#### WORK TO COMPLETE
Set the entries below down again, please. Match them exactly.

#### DATASET ENTRIES

○ ○ ○ ○

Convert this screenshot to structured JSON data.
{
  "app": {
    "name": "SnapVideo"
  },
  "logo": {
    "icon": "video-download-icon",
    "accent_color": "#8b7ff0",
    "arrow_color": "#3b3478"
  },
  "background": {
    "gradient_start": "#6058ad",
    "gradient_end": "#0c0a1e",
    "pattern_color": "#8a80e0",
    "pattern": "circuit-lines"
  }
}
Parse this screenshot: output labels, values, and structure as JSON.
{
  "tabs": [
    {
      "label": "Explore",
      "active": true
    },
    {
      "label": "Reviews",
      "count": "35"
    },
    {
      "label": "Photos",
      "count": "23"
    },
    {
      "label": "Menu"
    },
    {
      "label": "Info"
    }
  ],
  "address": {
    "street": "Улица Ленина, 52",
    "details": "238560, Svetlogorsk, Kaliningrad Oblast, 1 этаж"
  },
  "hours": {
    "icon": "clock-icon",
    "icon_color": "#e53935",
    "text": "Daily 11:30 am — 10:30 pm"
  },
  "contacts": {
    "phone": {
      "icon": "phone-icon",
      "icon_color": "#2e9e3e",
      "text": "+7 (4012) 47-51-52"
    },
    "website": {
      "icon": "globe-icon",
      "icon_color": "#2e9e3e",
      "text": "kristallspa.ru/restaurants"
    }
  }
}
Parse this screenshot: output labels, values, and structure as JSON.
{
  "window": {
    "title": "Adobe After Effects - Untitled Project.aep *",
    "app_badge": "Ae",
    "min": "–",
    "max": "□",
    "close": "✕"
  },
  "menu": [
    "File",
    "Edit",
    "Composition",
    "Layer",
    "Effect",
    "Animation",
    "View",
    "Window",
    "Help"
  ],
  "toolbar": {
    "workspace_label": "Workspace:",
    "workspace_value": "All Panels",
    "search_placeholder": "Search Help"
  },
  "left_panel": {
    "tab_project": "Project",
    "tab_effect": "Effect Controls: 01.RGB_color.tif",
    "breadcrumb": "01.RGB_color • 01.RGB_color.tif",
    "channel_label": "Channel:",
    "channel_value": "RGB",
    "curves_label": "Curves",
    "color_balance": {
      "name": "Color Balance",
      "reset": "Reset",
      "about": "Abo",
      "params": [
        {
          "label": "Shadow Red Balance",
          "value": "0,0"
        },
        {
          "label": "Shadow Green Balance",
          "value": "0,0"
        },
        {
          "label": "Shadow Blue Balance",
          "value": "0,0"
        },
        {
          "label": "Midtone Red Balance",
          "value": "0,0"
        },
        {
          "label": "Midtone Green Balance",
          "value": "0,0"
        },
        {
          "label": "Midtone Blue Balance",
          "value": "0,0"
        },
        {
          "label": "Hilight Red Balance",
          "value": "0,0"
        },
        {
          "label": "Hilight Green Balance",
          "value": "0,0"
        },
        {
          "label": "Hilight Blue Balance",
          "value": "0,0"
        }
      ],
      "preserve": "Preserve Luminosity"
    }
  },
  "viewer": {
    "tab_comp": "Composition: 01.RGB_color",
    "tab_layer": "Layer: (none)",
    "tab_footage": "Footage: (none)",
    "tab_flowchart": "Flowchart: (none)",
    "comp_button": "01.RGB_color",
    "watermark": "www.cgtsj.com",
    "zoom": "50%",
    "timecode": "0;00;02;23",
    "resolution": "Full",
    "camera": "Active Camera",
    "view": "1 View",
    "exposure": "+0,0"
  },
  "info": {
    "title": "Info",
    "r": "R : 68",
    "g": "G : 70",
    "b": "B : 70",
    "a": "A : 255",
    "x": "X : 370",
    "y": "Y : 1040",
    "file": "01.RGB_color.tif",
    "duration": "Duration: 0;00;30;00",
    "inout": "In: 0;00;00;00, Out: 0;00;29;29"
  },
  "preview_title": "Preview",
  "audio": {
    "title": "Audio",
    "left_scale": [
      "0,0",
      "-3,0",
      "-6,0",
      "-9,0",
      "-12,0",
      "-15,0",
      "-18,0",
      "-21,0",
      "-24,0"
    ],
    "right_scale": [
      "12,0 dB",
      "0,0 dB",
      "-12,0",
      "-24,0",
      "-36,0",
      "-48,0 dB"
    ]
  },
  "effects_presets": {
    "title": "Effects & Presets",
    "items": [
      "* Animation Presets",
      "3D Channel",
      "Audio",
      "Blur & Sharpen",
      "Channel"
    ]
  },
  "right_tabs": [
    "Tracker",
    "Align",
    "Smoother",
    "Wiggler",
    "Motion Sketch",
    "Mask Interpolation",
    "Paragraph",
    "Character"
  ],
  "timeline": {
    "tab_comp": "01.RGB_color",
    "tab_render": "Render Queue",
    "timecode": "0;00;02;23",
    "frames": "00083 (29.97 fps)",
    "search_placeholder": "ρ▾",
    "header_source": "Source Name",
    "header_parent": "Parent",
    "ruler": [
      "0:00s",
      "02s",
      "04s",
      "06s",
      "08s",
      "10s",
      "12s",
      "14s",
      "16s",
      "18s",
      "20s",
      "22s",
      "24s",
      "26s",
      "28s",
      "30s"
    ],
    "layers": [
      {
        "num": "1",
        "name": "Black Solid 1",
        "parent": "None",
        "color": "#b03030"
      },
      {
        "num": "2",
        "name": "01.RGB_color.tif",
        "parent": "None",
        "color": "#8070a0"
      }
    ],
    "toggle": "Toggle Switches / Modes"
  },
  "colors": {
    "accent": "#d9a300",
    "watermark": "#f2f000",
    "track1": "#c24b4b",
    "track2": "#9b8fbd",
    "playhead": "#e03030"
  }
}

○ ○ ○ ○

#### RESULT BELOW
Convert this screenshot to structured JSON data.
{
  "app": {
    "name": "SnapVideo"
  },
  "logo": {
    "icon": "video-download-icon",
    "accent_color": "#8b7ff0",
    "arrow_color": "#3b3478"
  },
  "background": {
    "gradient_start": "#6058ad",
    "gradient_end": "#0c0a1e",
    "pattern_color": "#8a80e0",
    "pattern": "circuit-lines"
  }
}
Parse this screenshot: output labels, values, and structure as JSON.
{
  "tabs": [
    {
      "label": "Explore",
      "active": true
    },
    {
      "label": "Reviews",
      "count": "35"
    },
    {
      "label": "Photos",
      "count": "23"
    },
    {
      "label": "Menu"
    },
    {
      "label": "Info"
    }
  ],
  "address": {
    "street": "Улица Ленина, 52",
    "details": "238560, Svetlogorsk, Kaliningrad Oblast, 1 этаж"
  },
  "hours": {
    "icon": "clock-icon",
    "icon_color": "#e53935",
    "text": "Daily 11:30 am — 10:30 pm"
  },
  "contacts": {
    "phone": {
      "icon": "phone-icon",
      "icon_color": "#2e9e3e",
      "text": "+7 (4012) 47-51-52"
    },
    "website": {
      "icon": "globe-icon",
      "icon_color": "#2e9e3e",
      "text": "kristallspa.ru/restaurants"
    }
  }
}
Parse this screenshot: output labels, values, and structure as JSON.
{
  "window": {
    "title": "Adobe After Effects - Untitled Project.aep *",
    "app_badge": "Ae",
    "min": "–",
    "max": "□",
    "close": "✕"
  },
  "menu": [
    "File",
    "Edit",
    "Composition",
    "Layer",
    "Effect",
    "Animation",
    "View",
    "Window",
    "Help"
  ],
  "toolbar": {
    "workspace_label": "Workspace:",
    "workspace_value": "All Panels",
    "search_placeholder": "Search Help"
  },
  "left_panel": {
    "tab_project": "Project",
    "tab_effect": "Effect Controls: 01.RGB_color.tif",
    "breadcrumb": "01.RGB_color • 01.RGB_color.tif",
    "channel_label": "Channel:",
    "channel_value": "RGB",
    "curves_label": "Curves",
    "color_balance": {
      "name": "Color Balance",
      "reset": "Reset",
      "about": "Abo",
      "params": [
        {
          "label": "Shadow Red Balance",
          "value": "0,0"
        },
        {
          "label": "Shadow Green Balance",
          "value": "0,0"
        },
        {
          "label": "Shadow Blue Balance",
          "value": "0,0"
        },
        {
          "label": "Midtone Red Balance",
          "value": "0,0"
        },
        {
          "label": "Midtone Green Balance",
          "value": "0,0"
        },
        {
          "label": "Midtone Blue Balance",
          "value": "0,0"
        },
        {
          "label": "Hilight Red Balance",
          "value": "0,0"
        },
        {
          "label": "Hilight Green Balance",
          "value": "0,0"
        },
        {
          "label": "Hilight Blue Balance",
          "value": "0,0"
        }
      ],
      "preserve": "Preserve Luminosity"
    }
  },
  "viewer": {
    "tab_comp": "Composition: 01.RGB_color",
    "tab_layer": "Layer: (none)",
    "tab_footage": "Footage: (none)",
    "tab_flowchart": "Flowchart: (none)",
    "comp_button": "01.RGB_color",
    "watermark": "www.cgtsj.com",
    "zoom": "50%",
    "timecode": "0;00;02;23",
    "resolution": "Full",
    "camera": "Active Camera",
    "view": "1 View",
    "exposure": "+0,0"
  },
  "info": {
    "title": "Info",
    "r": "R : 68",
    "g": "G : 70",
    "b": "B : 70",
    "a": "A : 255",
    "x": "X : 370",
    "y": "Y : 1040",
    "file": "01.RGB_color.tif",
    "duration": "Duration: 0;00;30;00",
    "inout": "In: 0;00;00;00, Out: 0;00;29;29"
  },
  "preview_title": "Preview",
  "audio": {
    "title": "Audio",
    "left_scale": [
      "0,0",
      "-3,0",
      "-6,0",
      "-9,0",
      "-12,0",
      "-15,0",
      "-18,0",
      "-21,0",
      "-24,0"
    ],
    "right_scale": [
      "12,0 dB",
      "0,0 dB",
      "-12,0",
      "-24,0",
      "-36,0",
      "-48,0 dB"
    ]
  },
  "effects_presets": {
    "title": "Effects & Presets",
    "items": [
      "* Animation Presets",
      "3D Channel",
      "Audio",
      "Blur & Sharpen",
      "Channel"
    ]
  },
  "right_tabs": [
    "Tracker",
    "Align",
    "Smoother",
    "Wiggler",
    "Motion Sketch",
    "Mask Interpolation",
    "Paragraph",
    "Character"
  ],
  "timeline": {
    "tab_comp": "01.RGB_color",
    "tab_render": "Render Queue",
    "timecode": "0;00;02;23",
    "frames": "00083 (29.97 fps)",
    "search_placeholder": "ρ▾",
    "header_source": "Source Name",
    "header_parent": "Parent",
    "ruler": [
      "0:00s",
      "02s",
      "04s",
      "06s",
      "08s",
      "10s",
      "12s",
      "14s",
      "16s",
      "18s",
      "20s",
      "22s",
      "24s",
      "26s",
      "28s",
      "30s"
    ],
    "layers": [
      {
        "num": "1",
        "name": "Black Solid 1",
        "parent": "None",
        "color": "#b03030"
      },
      {
        "num": "2",
        "name": "01.RGB_color.tif",
        "parent": "None",
        "color": "#8070a0"
      }
    ],
    "toggle": "Toggle Switches / Modes"
  },
  "colors": {
    "accent": "#d9a300",
    "watermark": "#f2f000",
    "track1": "#c24b4b",
    "track2": "#9b8fbd",
    "playhead": "#e03030"
  }
}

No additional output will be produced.